The New Albany Community Foundation has given nearly $300,000 back to the community in 2010.

The New Albany Community Foundation has given nearly $300,000 back to the community in 2010.

One project funded in part by the foundation has an official debut this week.

A grand opening celebration for the homework help center at the New Albany branch of the Columbus Metropolitan Library is slated for 5:30 p.m. Sept. 9.

The foundation donated $16,500 to help establish the homework help center.

The center, which is similar to those opened at other branches of the Columbus Metropolitan Library, was open to students the first day of school Aug. 30 and hosted 11 children the first day.

"They are areas of the library that where children can go after school to get help with their homework," said library spokeswoman Kim Snell. "They are staffed by library workers and volunteers."

Cate Daily will supervise the branch's homework help center.

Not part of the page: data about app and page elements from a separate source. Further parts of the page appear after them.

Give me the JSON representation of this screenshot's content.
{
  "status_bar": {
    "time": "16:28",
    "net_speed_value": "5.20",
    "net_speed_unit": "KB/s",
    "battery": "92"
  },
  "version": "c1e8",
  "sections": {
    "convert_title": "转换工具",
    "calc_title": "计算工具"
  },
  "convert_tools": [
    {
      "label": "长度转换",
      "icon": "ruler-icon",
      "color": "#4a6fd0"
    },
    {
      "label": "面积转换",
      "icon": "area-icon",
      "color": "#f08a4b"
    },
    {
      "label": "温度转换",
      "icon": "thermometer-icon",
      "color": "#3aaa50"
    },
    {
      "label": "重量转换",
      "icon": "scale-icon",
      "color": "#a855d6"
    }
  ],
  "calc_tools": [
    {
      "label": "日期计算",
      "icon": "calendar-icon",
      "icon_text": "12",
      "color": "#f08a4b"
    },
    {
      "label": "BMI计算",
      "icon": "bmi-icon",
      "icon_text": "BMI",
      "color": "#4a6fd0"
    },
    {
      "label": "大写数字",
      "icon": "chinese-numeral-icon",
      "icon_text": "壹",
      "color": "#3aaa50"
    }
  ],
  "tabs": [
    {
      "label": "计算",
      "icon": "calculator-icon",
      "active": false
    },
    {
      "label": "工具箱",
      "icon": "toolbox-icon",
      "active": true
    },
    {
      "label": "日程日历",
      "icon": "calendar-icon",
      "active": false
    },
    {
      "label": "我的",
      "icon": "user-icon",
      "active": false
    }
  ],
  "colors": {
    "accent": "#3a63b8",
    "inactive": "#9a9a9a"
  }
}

The Columbus Metropolitan Library opened its first homework help center in 2004 in the Linden branch, Snell said. The New Albany branch was the second-to-last in the system to open its center.

"Because of the need, we've done our best to get them in all the local libraries," she said.

The first homework help centers were funded by the library system. Most recently, the centers have been funded by donations from the community.

New Albany's center was funded through donations raised through the New Albany Community Foundation, the New Albany Women's Network (NAWN), the Rotary Club of New Albany and members of the community.

The $16,500 donation is not the first time the New Albany Community Foundation has supported the local library branch.

Craig Mohre, executive director of the foundation, said the group contributed more than $1-million when the branch opened in 2002. The funds paid for books and material to stock the library's collection.

The New Albany Community Foundation was established in the mid-1990s and now has assets of more than $6-million. The organization is affiliated with the Columbus Foundation, which helps it cut costs, Mohre said. The Columbus Foundation handles the New Albany Community Foundation's financial reporting, he said. It houses the funds, invests the funds and works with the auditors.

This year, the New Albany Community Foundation contributed money to several projects, many of which benefitted students.

One of those is a NAWN scholarship fund that benefits local students. NAWN raises money annually and turns it over to the foundation, where it is distributed at NAWN's request. One such fund was established by Jon Pryor's family, in his name, and benefits a student who has graduated from the Eastland-Fairfield Career and Technical Schools' environmental science education program in New Albany. That scholarship fund and others have helped five students this year, Mohre said.

Education is important to the foundation, Mohre said, as its four goals are to support education, the arts, health initiatives and environmental initiatives.

The foundation supported New Albany Elementary School this year by providing $1,300 for an artist-in-residency program. The Jeanne B. McCoy Community Center for the Arts also received $150,000 for its programming. Mohre said the foundation helped raise more than $2-million to build the McCoy center, a collaborative effort between New Albany, Plain Township and the New Albany-Plain Local School District.

Mohre said the foundation also helps with funds for programming and holds its annual fundraiser, "A Remarkable Evening, in conjunction with the McCoy center to raise money for its programming. This year's fundraiser is Wednesday, Nov. 17, and will feature James Bradley, a New York Times best-selling author and historian.

The foundation has awarded significant grants over the years, Mohre said, noting that arts programming and the McCoy center have received some of the largest grants.

In the future, the foundation will continue funneling money back into the community, Mohre said. Recently, it has formed two committees that could help shape the future of New Albany.

An environmental committee and a healthy initiatives committee both have had initial meetings, Mohre said, which will continue throughout this year and the next. The committees will seek to establish programs to help realize the goals that are being generated by each committee, he said.